++++ DATA SHOWN

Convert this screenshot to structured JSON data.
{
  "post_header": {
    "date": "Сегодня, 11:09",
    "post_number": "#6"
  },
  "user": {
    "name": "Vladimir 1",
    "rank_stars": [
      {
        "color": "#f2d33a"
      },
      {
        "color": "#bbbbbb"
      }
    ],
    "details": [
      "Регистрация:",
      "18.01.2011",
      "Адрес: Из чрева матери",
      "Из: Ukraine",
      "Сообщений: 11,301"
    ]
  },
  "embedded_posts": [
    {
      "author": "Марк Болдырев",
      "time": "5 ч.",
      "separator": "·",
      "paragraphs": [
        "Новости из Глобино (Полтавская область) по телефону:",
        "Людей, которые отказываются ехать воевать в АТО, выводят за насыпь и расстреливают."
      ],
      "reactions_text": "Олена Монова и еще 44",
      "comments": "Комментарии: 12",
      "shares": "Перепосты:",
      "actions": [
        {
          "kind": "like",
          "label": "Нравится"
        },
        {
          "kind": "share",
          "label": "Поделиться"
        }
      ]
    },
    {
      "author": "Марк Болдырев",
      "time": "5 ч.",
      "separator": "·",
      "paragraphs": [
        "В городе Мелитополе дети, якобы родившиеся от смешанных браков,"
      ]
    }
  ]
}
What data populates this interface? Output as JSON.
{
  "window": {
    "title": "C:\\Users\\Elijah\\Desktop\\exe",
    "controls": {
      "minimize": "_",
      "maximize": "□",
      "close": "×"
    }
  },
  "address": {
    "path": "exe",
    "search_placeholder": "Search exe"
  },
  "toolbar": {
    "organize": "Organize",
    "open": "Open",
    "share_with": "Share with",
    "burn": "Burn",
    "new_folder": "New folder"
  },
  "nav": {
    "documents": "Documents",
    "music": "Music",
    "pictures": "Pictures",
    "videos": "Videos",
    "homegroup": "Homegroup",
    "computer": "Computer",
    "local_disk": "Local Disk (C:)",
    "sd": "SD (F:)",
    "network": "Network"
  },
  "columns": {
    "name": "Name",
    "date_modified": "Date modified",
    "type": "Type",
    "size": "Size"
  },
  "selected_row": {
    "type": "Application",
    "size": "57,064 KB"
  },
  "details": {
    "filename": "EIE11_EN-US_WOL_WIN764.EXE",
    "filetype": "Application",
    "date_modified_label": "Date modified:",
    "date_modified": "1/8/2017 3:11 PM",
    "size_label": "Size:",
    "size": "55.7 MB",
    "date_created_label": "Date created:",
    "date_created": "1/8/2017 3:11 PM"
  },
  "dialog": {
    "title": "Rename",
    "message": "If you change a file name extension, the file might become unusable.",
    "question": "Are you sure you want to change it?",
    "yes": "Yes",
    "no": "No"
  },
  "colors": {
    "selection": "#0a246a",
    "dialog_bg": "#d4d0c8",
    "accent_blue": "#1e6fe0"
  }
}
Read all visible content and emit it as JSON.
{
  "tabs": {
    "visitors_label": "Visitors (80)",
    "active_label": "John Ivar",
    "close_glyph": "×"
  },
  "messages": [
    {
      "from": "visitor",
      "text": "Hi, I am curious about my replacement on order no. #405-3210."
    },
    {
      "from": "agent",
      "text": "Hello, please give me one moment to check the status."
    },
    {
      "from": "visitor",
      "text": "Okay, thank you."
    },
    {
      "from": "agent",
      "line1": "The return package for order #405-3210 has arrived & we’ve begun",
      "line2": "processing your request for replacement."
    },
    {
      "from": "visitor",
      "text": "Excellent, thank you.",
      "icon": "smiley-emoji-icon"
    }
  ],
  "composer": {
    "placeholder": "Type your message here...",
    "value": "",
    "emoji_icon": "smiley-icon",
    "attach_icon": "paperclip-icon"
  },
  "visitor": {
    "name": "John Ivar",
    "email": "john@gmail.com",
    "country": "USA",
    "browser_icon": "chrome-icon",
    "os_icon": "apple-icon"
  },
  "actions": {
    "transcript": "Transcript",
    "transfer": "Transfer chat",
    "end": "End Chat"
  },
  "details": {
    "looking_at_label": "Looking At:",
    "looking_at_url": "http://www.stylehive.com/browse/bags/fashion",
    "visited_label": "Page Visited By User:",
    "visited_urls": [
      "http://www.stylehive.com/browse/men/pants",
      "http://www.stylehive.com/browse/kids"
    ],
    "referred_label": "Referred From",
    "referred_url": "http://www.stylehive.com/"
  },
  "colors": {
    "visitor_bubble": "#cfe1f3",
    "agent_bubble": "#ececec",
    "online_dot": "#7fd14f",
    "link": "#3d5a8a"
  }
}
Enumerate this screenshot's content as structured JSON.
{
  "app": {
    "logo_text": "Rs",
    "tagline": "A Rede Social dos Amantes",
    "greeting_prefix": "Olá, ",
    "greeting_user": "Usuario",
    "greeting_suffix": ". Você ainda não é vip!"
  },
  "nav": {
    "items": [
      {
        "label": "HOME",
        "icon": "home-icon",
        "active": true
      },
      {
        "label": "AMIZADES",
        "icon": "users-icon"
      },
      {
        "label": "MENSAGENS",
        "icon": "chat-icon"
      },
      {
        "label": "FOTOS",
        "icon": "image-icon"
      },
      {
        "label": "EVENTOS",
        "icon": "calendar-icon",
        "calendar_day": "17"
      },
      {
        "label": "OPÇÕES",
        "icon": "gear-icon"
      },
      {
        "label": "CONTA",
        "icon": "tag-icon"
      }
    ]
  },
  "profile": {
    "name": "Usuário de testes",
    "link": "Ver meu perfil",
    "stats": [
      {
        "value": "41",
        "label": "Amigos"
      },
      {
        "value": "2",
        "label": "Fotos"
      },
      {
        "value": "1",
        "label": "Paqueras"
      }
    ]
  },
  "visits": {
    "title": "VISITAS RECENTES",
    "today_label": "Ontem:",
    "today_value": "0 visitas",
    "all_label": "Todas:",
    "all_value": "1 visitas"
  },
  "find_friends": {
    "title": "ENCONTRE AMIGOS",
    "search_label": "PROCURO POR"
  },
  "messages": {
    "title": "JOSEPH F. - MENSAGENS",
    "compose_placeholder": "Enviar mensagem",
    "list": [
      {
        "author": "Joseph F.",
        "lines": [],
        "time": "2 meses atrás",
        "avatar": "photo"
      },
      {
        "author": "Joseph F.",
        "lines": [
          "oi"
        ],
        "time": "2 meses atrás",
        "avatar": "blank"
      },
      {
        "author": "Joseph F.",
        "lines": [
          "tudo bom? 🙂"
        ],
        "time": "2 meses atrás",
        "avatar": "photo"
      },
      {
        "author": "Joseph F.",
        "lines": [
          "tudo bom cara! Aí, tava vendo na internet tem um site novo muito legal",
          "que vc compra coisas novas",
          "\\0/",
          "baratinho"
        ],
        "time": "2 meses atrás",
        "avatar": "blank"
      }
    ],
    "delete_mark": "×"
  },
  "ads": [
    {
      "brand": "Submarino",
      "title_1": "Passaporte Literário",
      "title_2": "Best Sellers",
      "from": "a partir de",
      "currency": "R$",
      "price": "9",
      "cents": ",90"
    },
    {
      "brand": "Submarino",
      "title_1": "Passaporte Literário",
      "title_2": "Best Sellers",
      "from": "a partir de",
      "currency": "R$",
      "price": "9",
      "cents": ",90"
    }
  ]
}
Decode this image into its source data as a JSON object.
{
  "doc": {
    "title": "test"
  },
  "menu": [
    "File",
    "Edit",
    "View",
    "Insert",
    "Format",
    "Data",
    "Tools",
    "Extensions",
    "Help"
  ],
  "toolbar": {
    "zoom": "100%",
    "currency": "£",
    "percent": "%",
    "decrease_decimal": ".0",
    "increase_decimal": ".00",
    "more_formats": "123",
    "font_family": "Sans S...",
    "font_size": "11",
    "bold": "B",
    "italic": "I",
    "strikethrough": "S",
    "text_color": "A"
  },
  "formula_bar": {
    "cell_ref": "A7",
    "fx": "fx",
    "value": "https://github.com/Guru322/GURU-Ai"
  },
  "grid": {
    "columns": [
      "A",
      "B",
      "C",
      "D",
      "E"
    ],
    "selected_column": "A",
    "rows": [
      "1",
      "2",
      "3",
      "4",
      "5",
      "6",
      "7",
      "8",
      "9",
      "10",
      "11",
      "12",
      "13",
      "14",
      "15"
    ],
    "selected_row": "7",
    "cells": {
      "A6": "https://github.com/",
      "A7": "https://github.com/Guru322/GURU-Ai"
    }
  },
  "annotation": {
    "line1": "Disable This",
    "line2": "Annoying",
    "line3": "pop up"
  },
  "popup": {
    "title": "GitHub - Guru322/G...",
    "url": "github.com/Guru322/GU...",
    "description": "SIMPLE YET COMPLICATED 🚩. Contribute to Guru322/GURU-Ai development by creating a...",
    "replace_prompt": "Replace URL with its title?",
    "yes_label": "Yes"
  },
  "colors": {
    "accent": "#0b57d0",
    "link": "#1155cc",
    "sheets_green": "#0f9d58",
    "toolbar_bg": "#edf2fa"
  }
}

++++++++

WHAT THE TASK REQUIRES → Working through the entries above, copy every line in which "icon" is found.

ANSWER TO THE PROBLEM →
      "icon": "smiley-emoji-icon"
    "emoji_icon": "smiley-icon",
    "attach_icon": "paperclip-icon"
    "browser_icon": "chrome-icon",
    "os_icon": "apple-icon"
        "icon": "home-icon",
        "icon": "users-icon"
        "icon": "chat-icon"
        "icon": "image-icon"
        "icon": "calendar-icon",
        "icon": "gear-icon"
        "icon": "tag-icon"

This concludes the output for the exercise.